Watching the episodes in the Warner Archive DVD release of the fifth and final season of the classic 1957-62 Western series "Maverick" brings to mind comments of Aaron Sorkin in response to folks not watching the horribly maligned series "Sports Night" out of a dislike of sports.
Sorkin notes that "Sports" is a sitcom that just happens to be set at the office of a group that produces a sports news show. Similarly, "Maverick" is a highly entertaining anthology dramedy that just happens to be set in the west of yore.
The simple premise of "Maverick," which has one of the best ever theme songs, is that the titular character is a professional gambler/conman who generally travels to a new town each week in search of a poker game. Said event often results in either a reversal or enhancement of fortune.
Either way, these circumstances result in Mr. Maverick finding himself involved in a dilemma from which he often uses his wits (but rarely his six-shooter) to extricate himself before riding off into the sunset.
The following clip, courtesy of YouTube, of a scene from the "Maverick" season premiere is an excellent example of the wit and charm of the series. It also establishes the particularly lighthearted tone of these final episodes.
Folks who either are familiar with the fourth season of "Maverick" (or at least have read the Unreal TV review of the DVD release of that season) know that the series alternates between the adventures of brothers Bret (played by James Garner) and Bart (played by Jack Kelly) for most of its run until Garner leaving the show in the middle of that season opens the door for Roger Moore to step in as cousin Maverick, Beau Maverick.
As an aside, Unreal TV coverage of the "Maverick" franchise will wrap up with a review of the DVD release of the uber-awesome early '80s series "Bret Maverick" in early June 2014.
The fifth season of "Maverick" also has parallels with another Archive title that Unreal TV plans for a June 2014 review.
Kelly carries the entire series in 13 new episodes that ABC intersperses with "Bret" reruns from prior seasons. History repeats itself in 1985 when syndicated new episodes of the cartoon series "The Jetsons" are interspersed with "classic" episodes from the 1962-63 ABC prime-time lineup. the upcoming review covers the final 10 episodes that comprise the third season of "The Jetsons."
Kelly gets his solo season off to a great start with an adventure that has him chasing conman Pearly Gates to recover money out of which he cheats Bart; this leads to clever inter-related cons that involve a seemingly innocent femme fatale. This theme of an evil temptress is particularly prominent in these final outings.
An amusingly modern story has Maverick seeking to outmaneuver an unethical investor who is using underhanded means in an effort to manipulate the price of a stock in a gold mining venture in order to profit and to avoid potential penalties that extend beyond financial losses. A reference to insider information being advantageous is particularly amusing from a 2014 perspective.

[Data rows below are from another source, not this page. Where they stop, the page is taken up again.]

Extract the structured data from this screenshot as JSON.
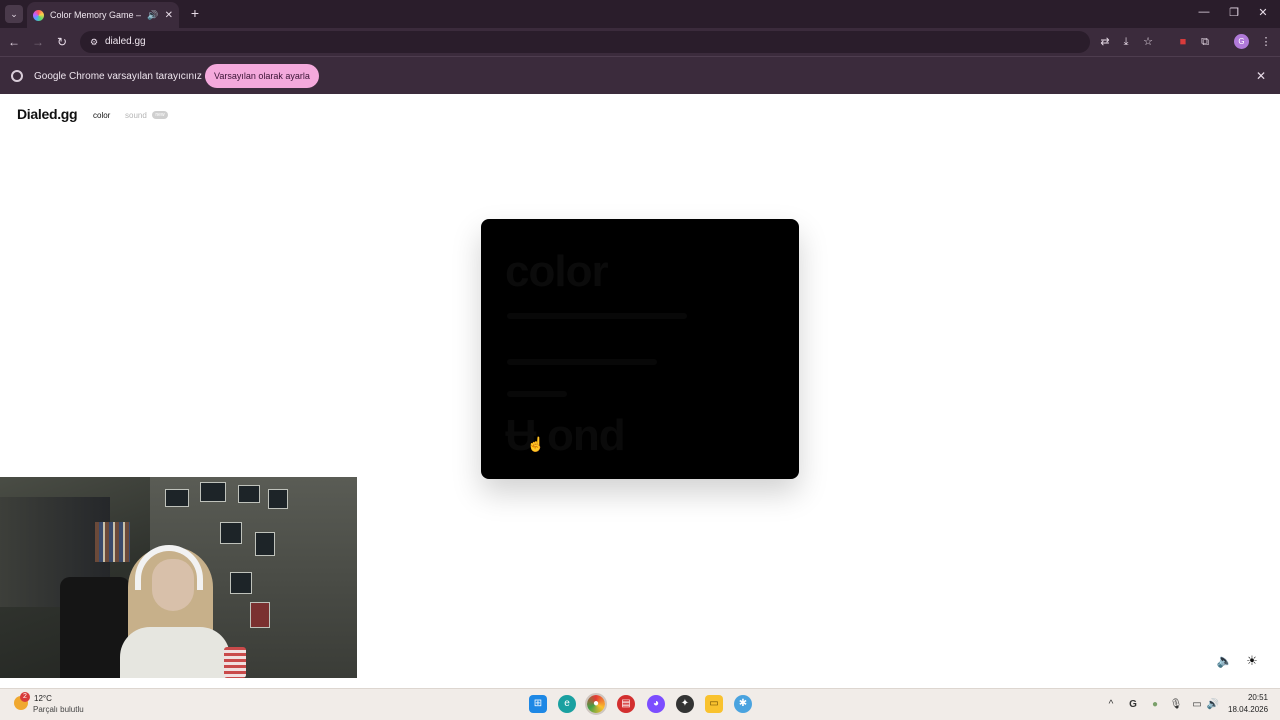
{
  "browser": {
    "tab": {
      "title": "Color Memory Game — Ho",
      "audio_icon": "speaker-icon",
      "close_label": "✕"
    },
    "tab_list_glyph": "⌄",
    "new_tab_label": "+",
    "window_controls": {
      "minimize": "—",
      "restore": "❐",
      "close": "✕"
    },
    "nav": {
      "back": "←",
      "forward": "→",
      "reload": "↻"
    },
    "url": "dialed.gg",
    "site_info_glyph": "⚙",
    "toolbar_icons": {
      "translate": "⇄",
      "install": "⤓",
      "bookmark": "☆",
      "extension_red": "■",
      "extensions": "⧉",
      "menu": "⋮"
    },
    "profile_glyph": "G",
    "infobar": {
      "message": "Google Chrome varsayılan tarayıcınız değil",
      "button_label": "Varsayılan olarak ayarla",
      "close_label": "✕"
    }
  },
  "site": {
    "brand": "Dialed.gg",
    "nav_color": "color",
    "nav_sound": "sound",
    "sound_badge": "new"
  },
  "game_card": {
    "ghost_title": "color",
    "ghost_big": "Ʉ ond"
  },
  "page_controls": {
    "volume": "🔈",
    "theme": "☀"
  },
  "taskbar": {
    "weather": {
      "badge": "2",
      "temp": "12°C",
      "desc": "Parçalı bulutlu"
    },
    "apps": [
      "windows-start",
      "edge",
      "chrome",
      "app-red",
      "discord",
      "app-dark",
      "file-explorer",
      "app-blue"
    ],
    "clock": {
      "time": "20:51",
      "date": "18.04.2026"
    }
  },
  "colors": {
    "chrome_dark": "#2a1d2b",
    "chrome_mid": "#3b2b3c",
    "infobar_button": "#f4a9dc",
    "card": "#000000"
  }
}
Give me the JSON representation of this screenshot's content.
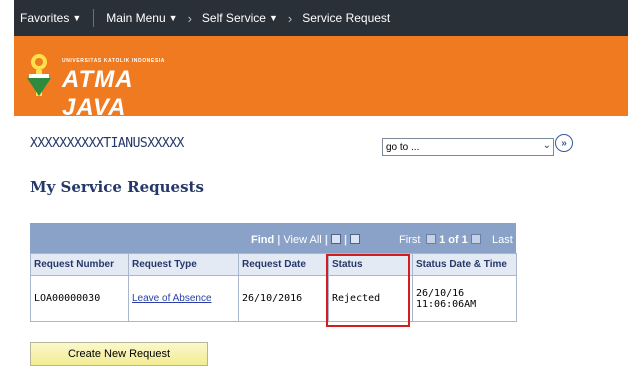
{
  "nav": {
    "favorites": "Favorites",
    "main_menu": "Main Menu",
    "self_service": "Self Service",
    "service_request": "Service Request"
  },
  "brand": {
    "small_text": "UNIVERSITAS KATOLIK INDONESIA",
    "name": "ATMA JAVA"
  },
  "user": {
    "name": "XXXXXXXXXXTIANUSXXXXX"
  },
  "goto": {
    "value": "go to ..."
  },
  "page": {
    "heading": "My Service Requests"
  },
  "grid": {
    "toolbar": {
      "find": "Find",
      "view_all": "View All",
      "first": "First",
      "count": "1 of 1",
      "last": "Last"
    },
    "headers": [
      "Request Number",
      "Request Type",
      "Request Date",
      "Status",
      "Status Date & Time"
    ],
    "rows": [
      {
        "request_number": "LOA00000030",
        "request_type": "Leave of Absence",
        "request_date": "26/10/2016",
        "status": "Rejected",
        "status_date": "26/10/16",
        "status_time": "11:06:06AM"
      }
    ]
  },
  "actions": {
    "create_new": "Create New Request"
  },
  "colors": {
    "nav_bg": "#2a3038",
    "banner_orange": "#f07a1f",
    "grid_header_blue": "#8aa2c7",
    "highlight_red": "#d31c1c"
  }
}
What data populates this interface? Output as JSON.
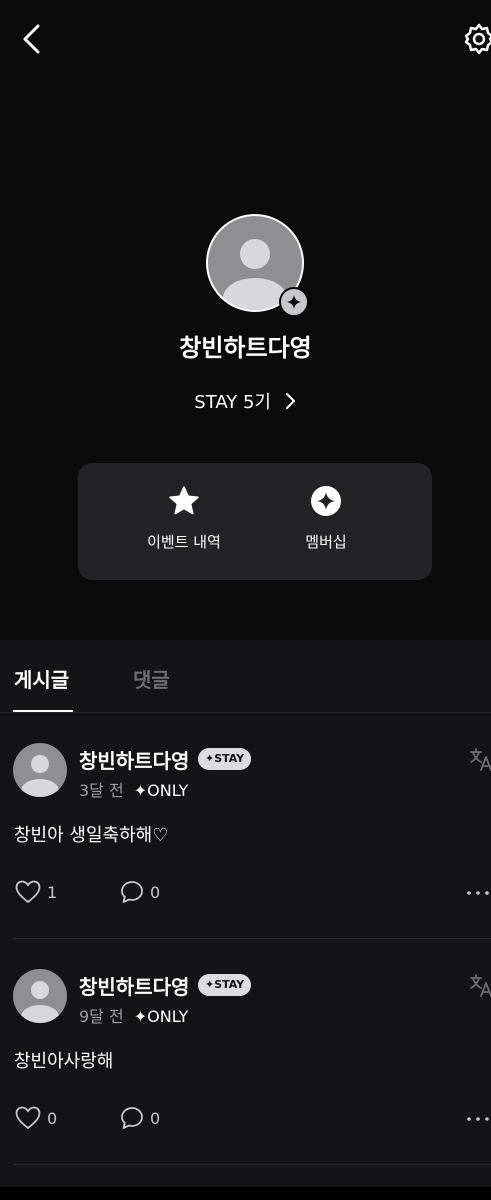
{
  "header": {
    "back_icon": "chevron-left-icon",
    "settings_icon": "gear-icon"
  },
  "profile": {
    "name": "창빈하트다영",
    "membership_link": "STAY 5기",
    "avatar_icon": "default-user-icon",
    "badge_icon": "sparkle-icon"
  },
  "actions": [
    {
      "label": "이벤트 내역",
      "icon": "star-icon"
    },
    {
      "label": "멤버십",
      "icon": "sparkle-circle-icon"
    }
  ],
  "tabs": [
    {
      "label": "게시글",
      "active": true
    },
    {
      "label": "댓글",
      "active": false
    }
  ],
  "posts": [
    {
      "author": "창빈하트다영",
      "badge": "✦STAY",
      "time": "3달 전",
      "visibility": "✦ONLY",
      "text": "창빈아 생일축하해♡",
      "likes": "1",
      "comments": "0"
    },
    {
      "author": "창빈하트다영",
      "badge": "✦STAY",
      "time": "9달 전",
      "visibility": "✦ONLY",
      "text": "창빈아사랑해",
      "likes": "0",
      "comments": "0"
    }
  ],
  "colors": {
    "background_top": "#0b0b0c",
    "background_feed": "#141417",
    "card": "#232326",
    "badge": "#dcdce0",
    "muted_text": "#9a9aa0"
  }
}
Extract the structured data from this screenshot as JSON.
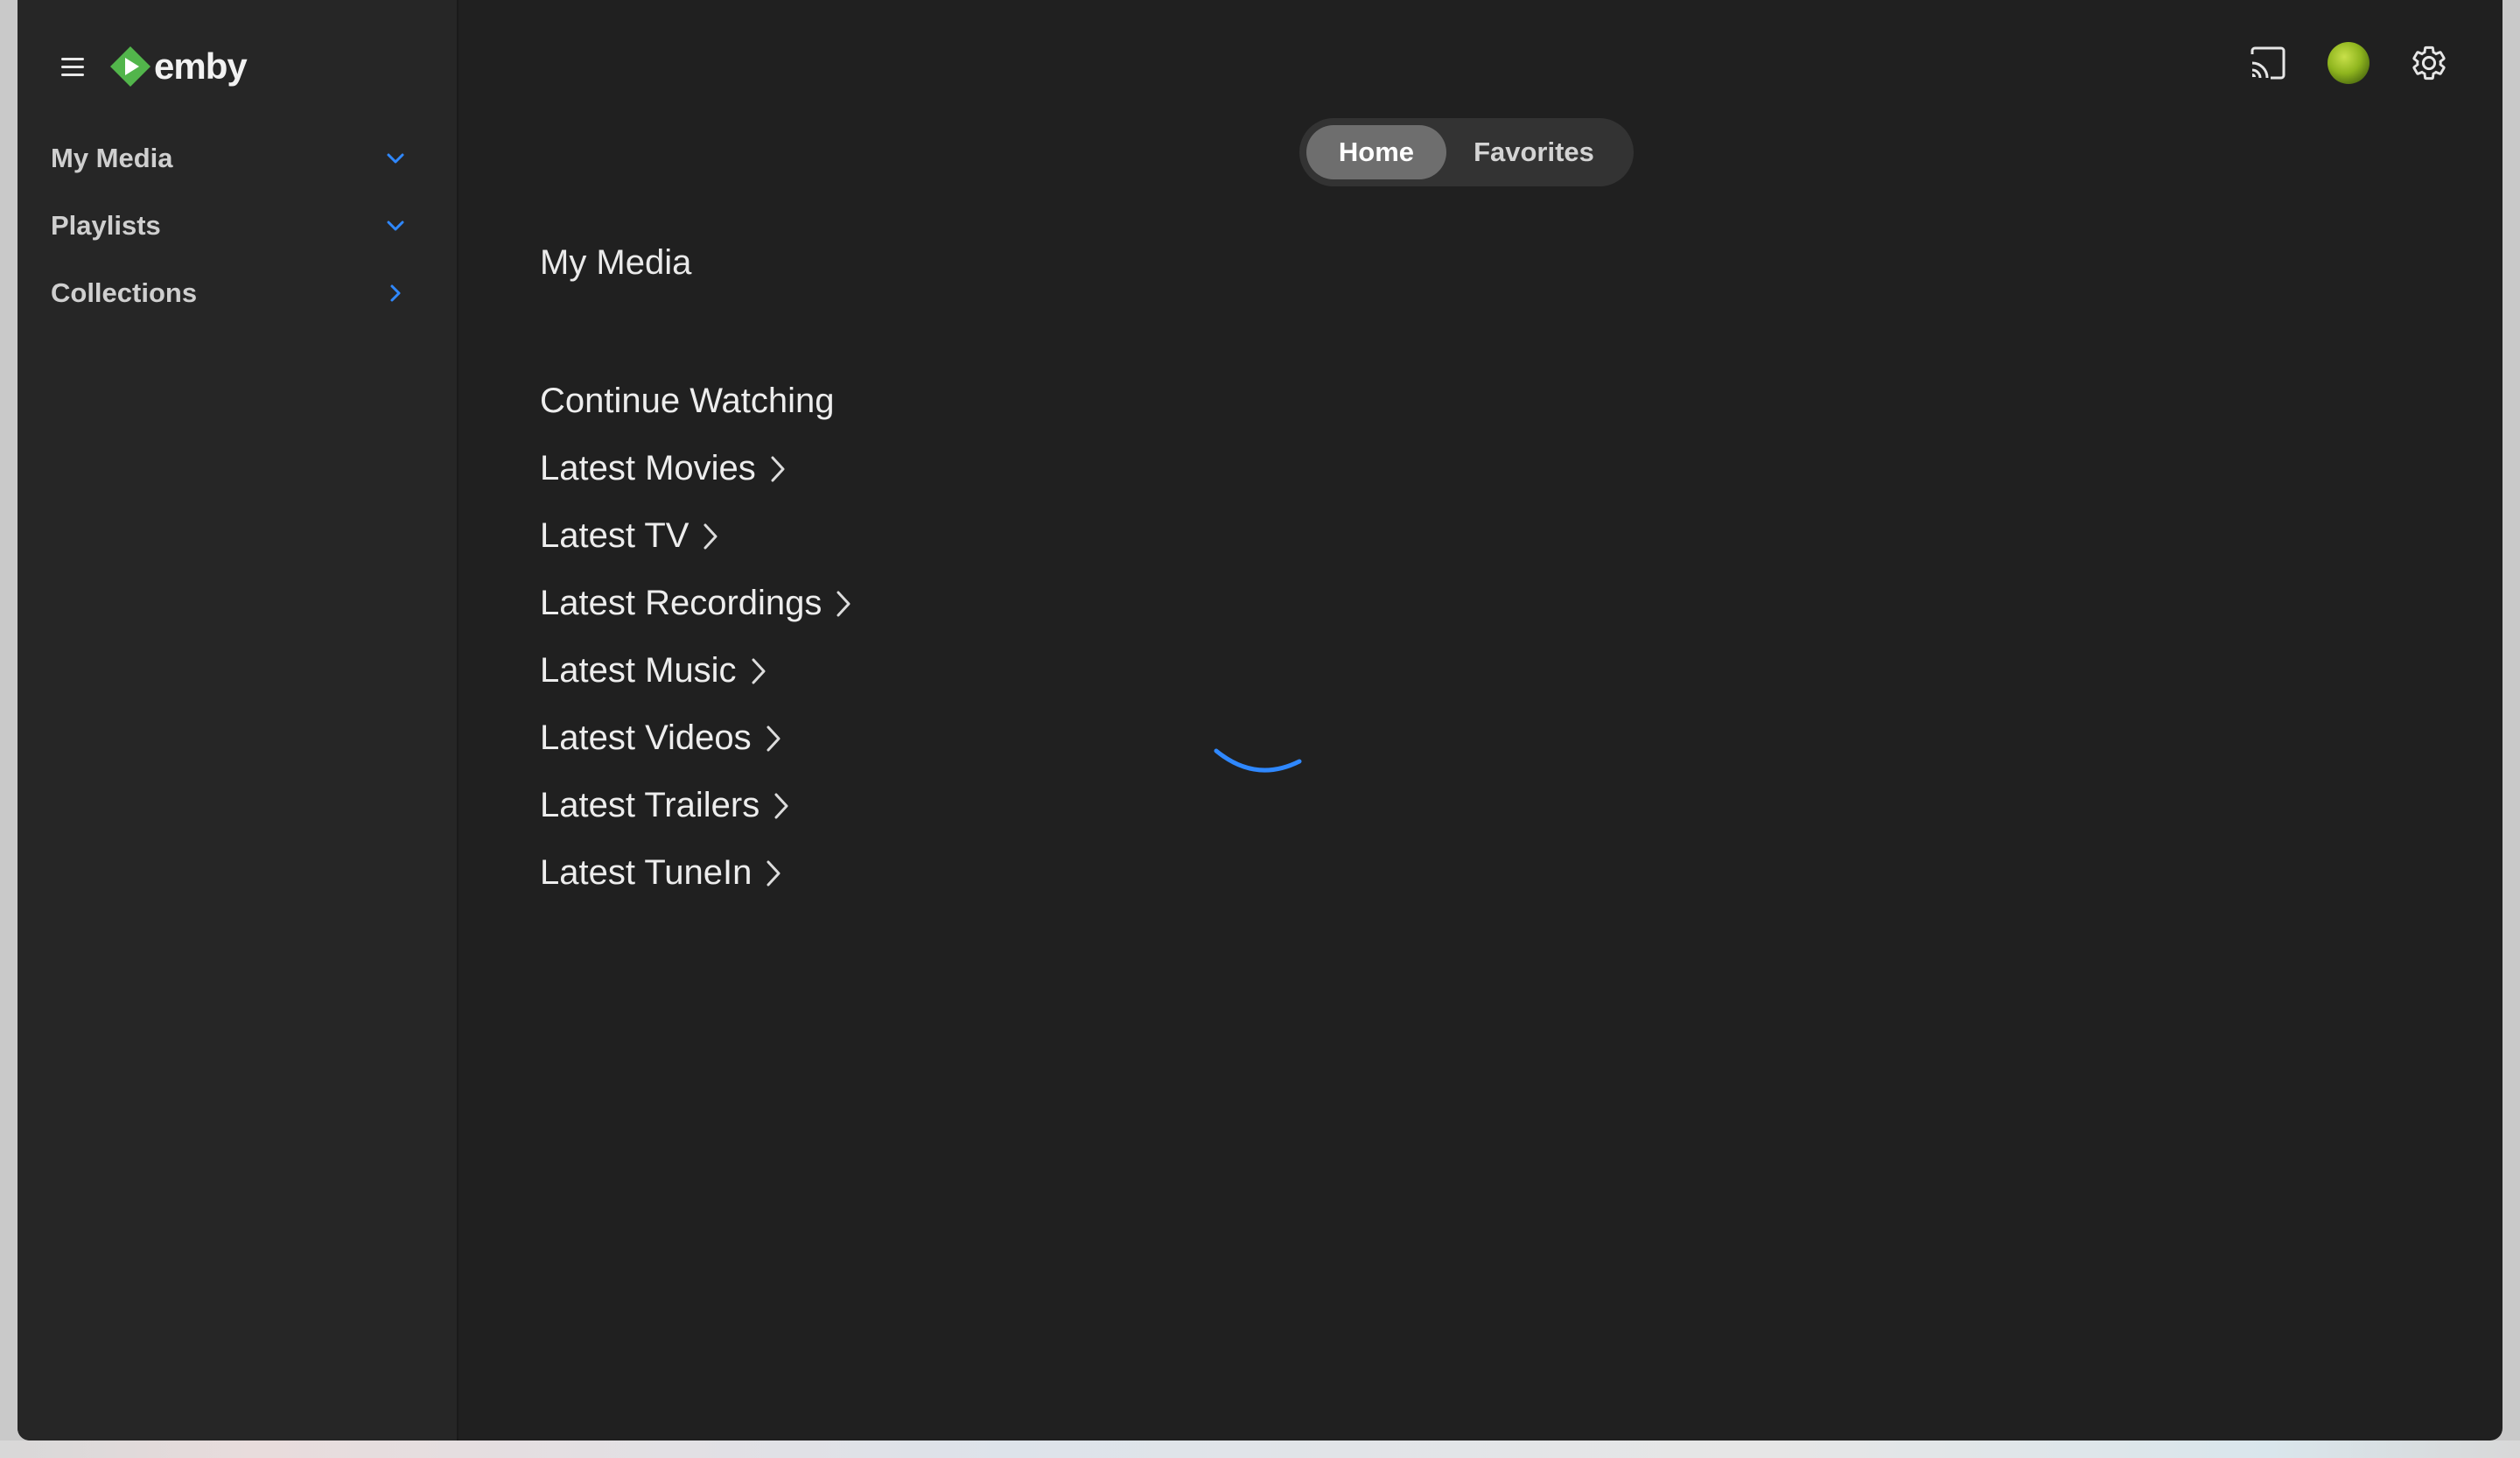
{
  "brand": {
    "name": "emby",
    "logo_color": "#52b54b"
  },
  "sidebar": {
    "items": [
      {
        "label": "My Media",
        "chevron": "chevron-down"
      },
      {
        "label": "Playlists",
        "chevron": "chevron-down"
      },
      {
        "label": "Collections",
        "chevron": "chevron-right"
      }
    ],
    "chevron_color": "#2f88ff"
  },
  "header": {
    "icons": [
      "cast-icon",
      "avatar",
      "gear-icon"
    ]
  },
  "tabs": [
    {
      "label": "Home",
      "active": true
    },
    {
      "label": "Favorites",
      "active": false
    }
  ],
  "main": {
    "title": "My Media",
    "sections": [
      {
        "label": "Continue Watching",
        "has_link": false
      },
      {
        "label": "Latest Movies",
        "has_link": true
      },
      {
        "label": "Latest TV",
        "has_link": true
      },
      {
        "label": "Latest Recordings",
        "has_link": true
      },
      {
        "label": "Latest Music",
        "has_link": true
      },
      {
        "label": "Latest Videos",
        "has_link": true
      },
      {
        "label": "Latest Trailers",
        "has_link": true
      },
      {
        "label": "Latest TuneIn",
        "has_link": true
      }
    ]
  },
  "loading": {
    "spinner_color": "#2f88ff"
  }
}
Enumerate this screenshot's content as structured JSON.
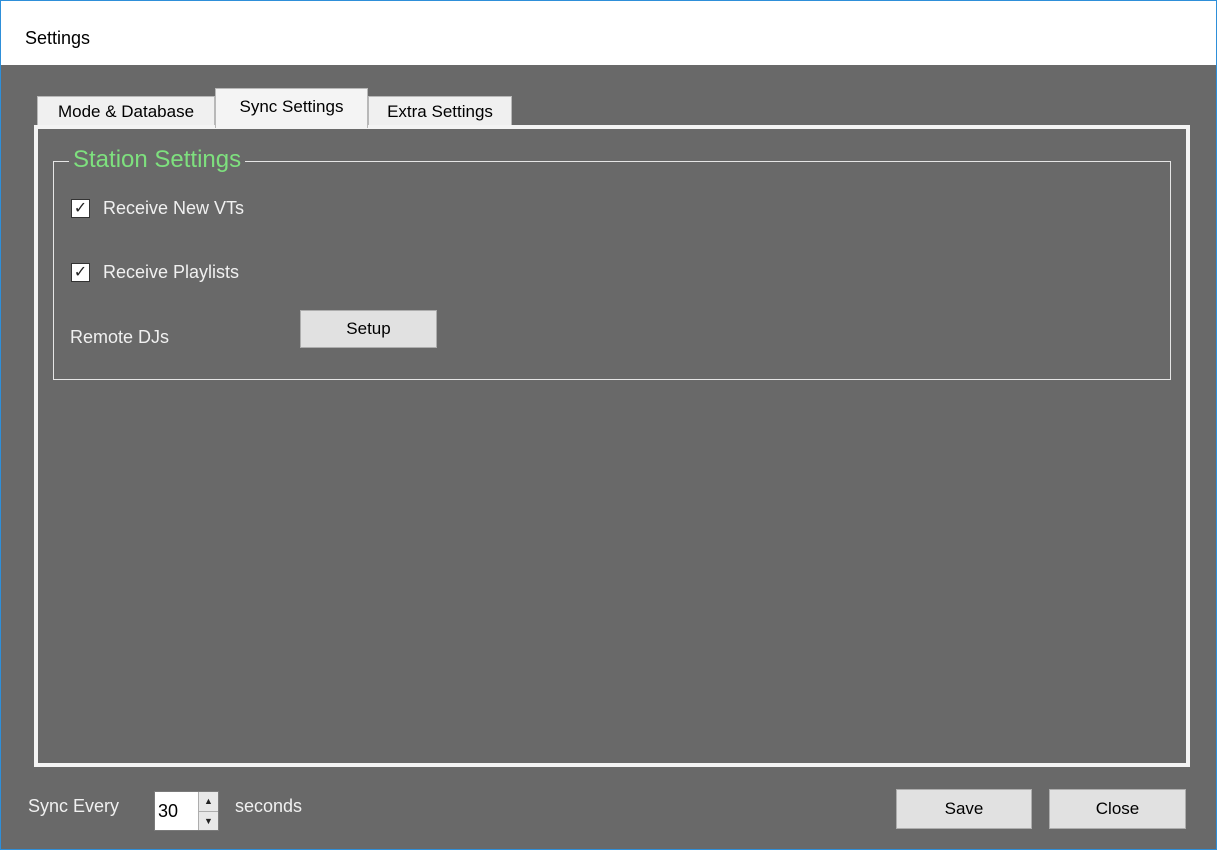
{
  "window": {
    "title": "Settings"
  },
  "tabs": [
    {
      "label": "Mode & Database"
    },
    {
      "label": "Sync Settings",
      "selected": true
    },
    {
      "label": "Extra Settings"
    }
  ],
  "station": {
    "legend": "Station Settings",
    "receive_vts": {
      "label": "Receive New VTs",
      "checked": true
    },
    "receive_playlists": {
      "label": "Receive Playlists",
      "checked": true
    },
    "remote_djs_label": "Remote DJs",
    "setup_label": "Setup"
  },
  "footer": {
    "sync_every_label": "Sync Every",
    "interval_value": "30",
    "seconds_label": "seconds",
    "save_label": "Save",
    "close_label": "Close"
  },
  "colors": {
    "legend": "#7ee07e",
    "background": "#696969",
    "accent_border": "#2e8fd9"
  },
  "icons": {
    "check": "checkmark-icon",
    "up": "spin-up-icon",
    "down": "spin-down-icon"
  }
}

The award for "Episode of the Year" must go to one in which Jim Backus of "Gilligan's Island" plays Joe Wheelwright, who is the wealthy owner of the enormous Subrosa Ranch. This obvious (and hilarious) parody of the competing NBC Western "Bonanza" has Joe coercing Maverick into meeting and escorting three women whom Joe has hired a marriage broker to bring out west to marry Joe's three sons, whose names include Small Paul and Moose.
Having the actor who plays Paul look very much like "Bonanza" actor Michael Landon is particularly funny.
The ensuing mayhem relates to nefarious schemes that stem from the three "ladies" and their marriage broker not being made-to-order. The self-serving efforts of Maverick to remedy that situation introduce elements of the Shakespearean play "The Taming of the Shrew" (and the more modern musical "Kiss Me Kate.")
This season (and the series) wraps up with another multi-con episode; this one centers around an effort to sabotage a demonstration of the speed of a style of train. Guest characters who participate in this send-off include real-life old west figures Doc Holliday, who appears in several fifth season episodes, and Diamond Jim Brady. Also, as is typical for episodes from these seasons, a scheming dame makes a bad situation worse for our hero.
This episode provides Bart (and the series) a great send off until both reappear many years later.
Anyone with questions or comments regarding "Maverick" is encouraged to email me; you can also connect on Twitter via @tvdvdguy.